• [Task prompt] Return the full listing unchanged, apart from leaving out its images.

• [Working data]
#####
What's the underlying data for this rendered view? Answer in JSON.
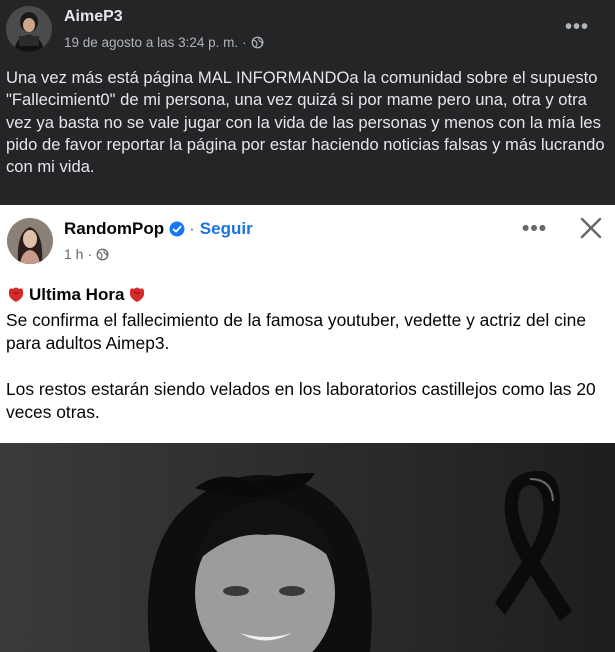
{
  "outer_post": {
    "author": "AimeP3",
    "timestamp": "19 de agosto a las 3:24 p. m.",
    "dot": "·",
    "audience_icon": "globe-icon",
    "more_icon": "more-options-icon",
    "more_label": "•••",
    "text": "Una vez más está página MAL INFORMANDOa la comunidad sobre el supuesto \"Fallecimient0\" de mi persona, una vez quizá si por mame pero una, otra y otra vez ya basta no se vale jugar con la vida de las personas y menos con la mía les pido de favor reportar la página por estar haciendo noticias falsas y más lucrando con mi vida."
  },
  "shared_screenshot": {
    "page_name": "RandomPop",
    "verified_icon": "verified-badge-icon",
    "separator": "·",
    "follow_label": "Seguir",
    "time": "1 h",
    "dot": "·",
    "audience_icon": "globe-icon",
    "more_label": "•••",
    "close_icon": "close-icon",
    "alert_label": "Ultima Hora",
    "alert_icon": "red-flower-icon",
    "paragraph_1": "Se confirma el fallecimiento de la famosa youtuber, vedette y actriz del cine para adultos Aimep3.",
    "paragraph_2": "Los restos estarán siendo velados en los laboratorios castillejos como las 20 veces otras.",
    "image_icons": [
      "black-mourning-ribbon-icon"
    ]
  },
  "colors": {
    "dark_background": "#242526",
    "dark_text": "#e4e6eb",
    "dark_secondary": "#b0b3b8",
    "light_background": "#ffffff",
    "light_text": "#050505",
    "light_secondary": "#65676b",
    "link_blue": "#1b74e4",
    "alert_red": "#d62b2b"
  }
}
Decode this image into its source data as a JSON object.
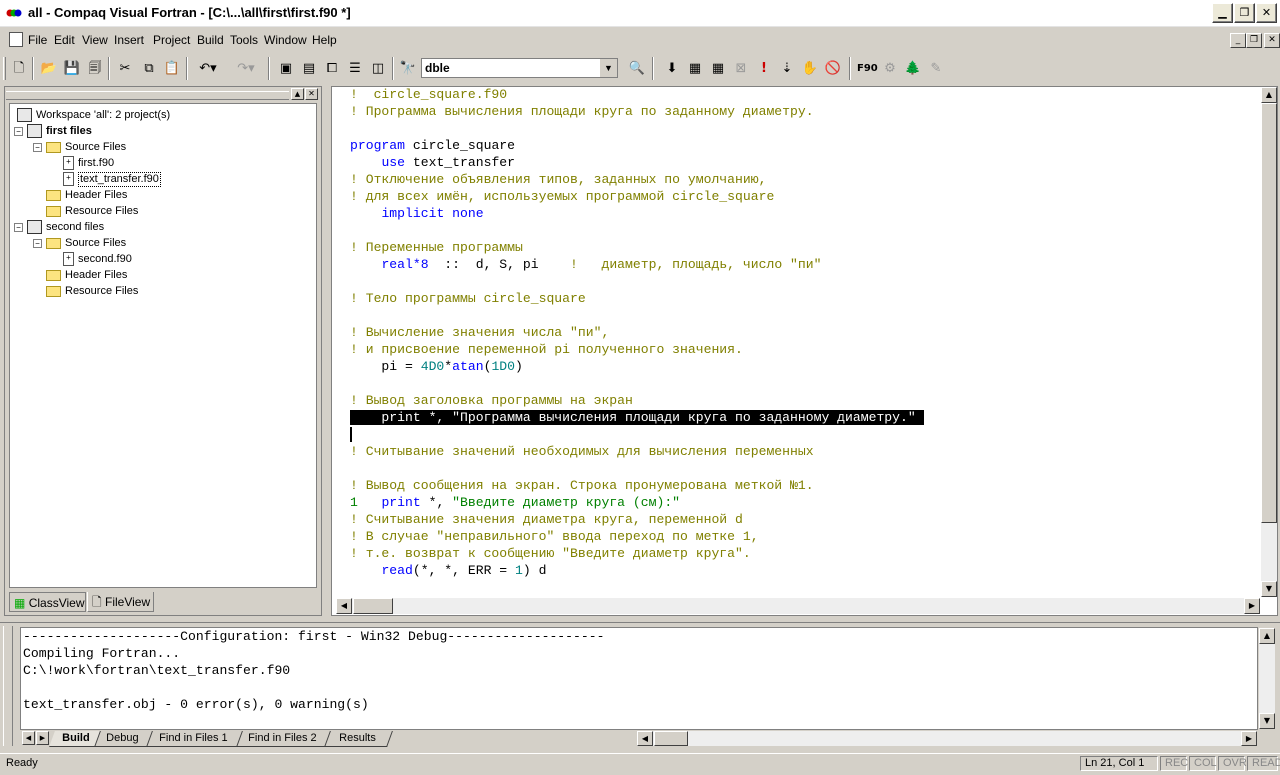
{
  "window": {
    "title": "all - Compaq Visual Fortran - [C:\\...\\all\\first\\first.f90 *]",
    "controls": {
      "minimize": "▁",
      "restore": "❐",
      "close": "✕"
    }
  },
  "menu": {
    "items": [
      "File",
      "Edit",
      "View",
      "Insert",
      "Project",
      "Build",
      "Tools",
      "Window",
      "Help"
    ]
  },
  "toolbar": {
    "find_combo_value": "dble"
  },
  "workspace": {
    "tree": [
      {
        "level": 0,
        "type": "workspace",
        "label": "Workspace 'all': 2 project(s)",
        "bold": false
      },
      {
        "level": 0,
        "type": "project",
        "label": "first files",
        "bold": true,
        "expanded": true
      },
      {
        "level": 1,
        "type": "folder",
        "label": "Source Files",
        "expanded": true
      },
      {
        "level": 2,
        "type": "file",
        "label": "first.f90"
      },
      {
        "level": 2,
        "type": "file",
        "label": "text_transfer.f90",
        "selected": true
      },
      {
        "level": 1,
        "type": "folder",
        "label": "Header Files"
      },
      {
        "level": 1,
        "type": "folder",
        "label": "Resource Files"
      },
      {
        "level": 0,
        "type": "project",
        "label": "second files",
        "bold": false,
        "expanded": true
      },
      {
        "level": 1,
        "type": "folder",
        "label": "Source Files",
        "expanded": true
      },
      {
        "level": 2,
        "type": "file",
        "label": "second.f90"
      },
      {
        "level": 1,
        "type": "folder",
        "label": "Header Files"
      },
      {
        "level": 1,
        "type": "folder",
        "label": "Resource Files"
      }
    ],
    "tabs": [
      "ClassView",
      "FileView"
    ],
    "active_tab": "FileView"
  },
  "editor": {
    "lines": [
      [
        [
          "cm",
          "!  circle_square.f90"
        ]
      ],
      [
        [
          "cm",
          "! Программа вычисления площади круга по заданному диаметру."
        ]
      ],
      [],
      [
        [
          "kw",
          "program"
        ],
        [
          "",
          " circle_square"
        ]
      ],
      [
        [
          "",
          "    "
        ],
        [
          "kw",
          "use"
        ],
        [
          "",
          " text_transfer"
        ]
      ],
      [
        [
          "cm",
          "! Отключение объявления типов, заданных по умолчанию,"
        ]
      ],
      [
        [
          "cm",
          "! для всех имён, используемых программой circle_square"
        ]
      ],
      [
        [
          "",
          "    "
        ],
        [
          "kw",
          "implicit none"
        ]
      ],
      [],
      [
        [
          "cm",
          "! Переменные программы"
        ]
      ],
      [
        [
          "",
          "    "
        ],
        [
          "kw",
          "real*8"
        ],
        [
          "",
          "  ::  d, S, pi    "
        ],
        [
          "cm",
          "!   диаметр, площадь, число \"пи\""
        ]
      ],
      [],
      [
        [
          "cm",
          "! Тело программы circle_square"
        ]
      ],
      [],
      [
        [
          "cm",
          "! Вычисление значения числа \"пи\","
        ]
      ],
      [
        [
          "cm",
          "! и присвоение переменной pi полученного значения."
        ]
      ],
      [
        [
          "",
          "    pi = "
        ],
        [
          "num",
          "4D0"
        ],
        [
          "",
          "*"
        ],
        [
          "kw",
          "atan"
        ],
        [
          "",
          "("
        ],
        [
          "num",
          "1D0"
        ],
        [
          "",
          ")"
        ]
      ],
      [],
      [
        [
          "cm",
          "! Вывод заголовка программы на экран"
        ]
      ],
      [
        [
          "sel",
          "    print *, \"Программа вычисления площади круга по заданному диаметру.\" "
        ]
      ],
      [],
      [
        [
          "cm",
          "! Считывание значений необходимых для вычисления переменных"
        ]
      ],
      [],
      [
        [
          "cm",
          "! Вывод сообщения на экран. Строка пронумерована меткой №1."
        ]
      ],
      [
        [
          "lbl",
          "1"
        ],
        [
          "",
          "   "
        ],
        [
          "kw",
          "print"
        ],
        [
          "",
          " *, "
        ],
        [
          "str",
          "\"Введите диаметр круга (см):\""
        ]
      ],
      [
        [
          "cm",
          "! Считывание значения диаметра круга, переменной d"
        ]
      ],
      [
        [
          "cm",
          "! В случае \"неправильного\" ввода переход по метке 1,"
        ]
      ],
      [
        [
          "cm",
          "! т.е. возврат к сообщению \"Введите диаметр круга\"."
        ]
      ],
      [
        [
          "",
          "    "
        ],
        [
          "kw",
          "read"
        ],
        [
          "",
          "(*, *, ERR = "
        ],
        [
          "num",
          "1"
        ],
        [
          "",
          ") d"
        ]
      ]
    ]
  },
  "output": {
    "lines": [
      "--------------------Configuration: first - Win32 Debug--------------------",
      "Compiling Fortran...",
      "C:\\!work\\fortran\\text_transfer.f90",
      "",
      "text_transfer.obj - 0 error(s), 0 warning(s)"
    ],
    "tabs": [
      "Build",
      "Debug",
      "Find in Files 1",
      "Find in Files 2",
      "Results"
    ],
    "active_tab": "Build"
  },
  "status": {
    "message": "Ready",
    "position": "Ln 21, Col 1",
    "indicators": [
      "REC",
      "COL",
      "OVR",
      "READ"
    ]
  },
  "colors": {
    "comment": "#808000",
    "keyword": "#0000ff",
    "number": "#008080",
    "string": "#008000",
    "chrome": "#d4d0c8"
  }
}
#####
• [Solution to this exercise]
What's the underlying data for this rendered view? Answer in JSON.
{
  "outer_post": {
    "author": "AimeP3",
    "timestamp": "19 de agosto a las 3:24 p. m.",
    "dot": "·",
    "audience_icon": "globe-icon",
    "more_icon": "more-options-icon",
    "more_label": "•••",
    "text": "Una vez más está página MAL INFORMANDOa la comunidad sobre el supuesto \"Fallecimient0\" de mi persona, una vez quizá si por mame pero una, otra y otra vez ya basta no se vale jugar con la vida de las personas y menos con la mía les pido de favor reportar la página por estar haciendo noticias falsas y más lucrando con mi vida."
  },
  "shared_screenshot": {
    "page_name": "RandomPop",
    "verified_icon": "verified-badge-icon",
    "separator": "·",
    "follow_label": "Seguir",
    "time": "1 h",
    "dot": "·",
    "audience_icon": "globe-icon",
    "more_label": "•••",
    "close_icon": "close-icon",
    "alert_label": "Ultima Hora",
    "alert_icon": "red-flower-icon",
    "paragraph_1": "Se confirma el fallecimiento de la famosa youtuber, vedette y actriz del cine para adultos Aimep3.",
    "paragraph_2": "Los restos estarán siendo velados en los laboratorios castillejos como las 20 veces otras.",
    "image_icons": [
      "black-mourning-ribbon-icon"
    ]
  },
  "colors": {
    "dark_background": "#242526",
    "dark_text": "#e4e6eb",
    "dark_secondary": "#b0b3b8",
    "light_background": "#ffffff",
    "light_text": "#050505",
    "light_secondary": "#65676b",
    "link_blue": "#1b74e4",
    "alert_red": "#d62b2b"
  }
}
Decode this image into its source data as a JSON object.
{
  "window": {
    "title": "all - Compaq Visual Fortran - [C:\\...\\all\\first\\first.f90 *]",
    "controls": {
      "minimize": "▁",
      "restore": "❐",
      "close": "✕"
    }
  },
  "menu": {
    "items": [
      "File",
      "Edit",
      "View",
      "Insert",
      "Project",
      "Build",
      "Tools",
      "Window",
      "Help"
    ]
  },
  "toolbar": {
    "find_combo_value": "dble"
  },
  "workspace": {
    "tree": [
      {
        "level": 0,
        "type": "workspace",
        "label": "Workspace 'all': 2 project(s)",
        "bold": false
      },
      {
        "level": 0,
        "type": "project",
        "label": "first files",
        "bold": true,
        "expanded": true
      },
      {
        "level": 1,
        "type": "folder",
        "label": "Source Files",
        "expanded": true
      },
      {
        "level": 2,
        "type": "file",
        "label": "first.f90"
      },
      {
        "level": 2,
        "type": "file",
        "label": "text_transfer.f90",
        "selected": true
      },
      {
        "level": 1,
        "type": "folder",
        "label": "Header Files"
      },
      {
        "level": 1,
        "type": "folder",
        "label": "Resource Files"
      },
      {
        "level": 0,
        "type": "project",
        "label": "second files",
        "bold": false,
        "expanded": true
      },
      {
        "level": 1,
        "type": "folder",
        "label": "Source Files",
        "expanded": true
      },
      {
        "level": 2,
        "type": "file",
        "label": "second.f90"
      },
      {
        "level": 1,
        "type": "folder",
        "label": "Header Files"
      },
      {
        "level": 1,
        "type": "folder",
        "label": "Resource Files"
      }
    ],
    "tabs": [
      "ClassView",
      "FileView"
    ],
    "active_tab": "FileView"
  },
  "editor": {
    "lines": [
      [
        [
          "cm",
          "!  circle_square.f90"
        ]
      ],
      [
        [
          "cm",
          "! Программа вычисления площади круга по заданному диаметру."
        ]
      ],
      [],
      [
        [
          "kw",
          "program"
        ],
        [
          "",
          " circle_square"
        ]
      ],
      [
        [
          "",
          "    "
        ],
        [
          "kw",
          "use"
        ],
        [
          "",
          " text_transfer"
        ]
      ],
      [
        [
          "cm",
          "! Отключение объявления типов, заданных по умолчанию,"
        ]
      ],
      [
        [
          "cm",
          "! для всех имён, используемых программой circle_square"
        ]
      ],
      [
        [
          "",
          "    "
        ],
        [
          "kw",
          "implicit none"
        ]
      ],
      [],
      [
        [
          "cm",
          "! Переменные программы"
        ]
      ],
      [
        [
          "",
          "    "
        ],
        [
          "kw",
          "real*8"
        ],
        [
          "",
          "  ::  d, S, pi    "
        ],
        [
          "cm",
          "!   диаметр, площадь, число \"пи\""
        ]
      ],
      [],
      [
        [
          "cm",
          "! Тело программы circle_square"
        ]
      ],
      [],
      [
        [
          "cm",
          "! Вычисление значения числа \"пи\","
        ]
      ],
      [
        [
          "cm",
          "! и присвоение переменной pi полученного значения."
        ]
      ],
      [
        [
          "",
          "    pi = "
        ],
        [
          "num",
          "4D0"
        ],
        [
          "",
          "*"
        ],
        [
          "kw",
          "atan"
        ],
        [
          "",
          "("
        ],
        [
          "num",
          "1D0"
        ],
        [
          "",
          ")"
        ]
      ],
      [],
      [
        [
          "cm",
          "! Вывод заголовка программы на экран"
        ]
      ],
      [
        [
          "sel",
          "    print *, \"Программа вычисления площади круга по заданному диаметру.\" "
        ]
      ],
      [],
      [
        [
          "cm",
          "! Считывание значений необходимых для вычисления переменных"
        ]
      ],
      [],
      [
        [
          "cm",
          "! Вывод сообщения на экран. Строка пронумерована меткой №1."
        ]
      ],
      [
        [
          "lbl",
          "1"
        ],
        [
          "",
          "   "
        ],
        [
          "kw",
          "print"
        ],
        [
          "",
          " *, "
        ],
        [
          "str",
          "\"Введите диаметр круга (см):\""
        ]
      ],
      [
        [
          "cm",
          "! Считывание значения диаметра круга, переменной d"
        ]
      ],
      [
        [
          "cm",
          "! В случае \"неправильного\" ввода переход по метке 1,"
        ]
      ],
      [
        [
          "cm",
          "! т.е. возврат к сообщению \"Введите диаметр круга\"."
        ]
      ],
      [
        [
          "",
          "    "
        ],
        [
          "kw",
          "read"
        ],
        [
          "",
          "(*, *, ERR = "
        ],
        [
          "num",
          "1"
        ],
        [
          "",
          ") d"
        ]
      ]
    ]
  },
  "output": {
    "lines": [
      "--------------------Configuration: first - Win32 Debug--------------------",
      "Compiling Fortran...",
      "C:\\!work\\fortran\\text_transfer.f90",
      "",
      "text_transfer.obj - 0 error(s), 0 warning(s)"
    ],
    "tabs": [
      "Build",
      "Debug",
      "Find in Files 1",
      "Find in Files 2",
      "Results"
    ],
    "active_tab": "Build"
  },
  "status": {
    "message": "Ready",
    "position": "Ln 21, Col 1",
    "indicators": [
      "REC",
      "COL",
      "OVR",
      "READ"
    ]
  },
  "colors": {
    "comment": "#808000",
    "keyword": "#0000ff",
    "number": "#008080",
    "string": "#008000",
    "chrome": "#d4d0c8"
  }
}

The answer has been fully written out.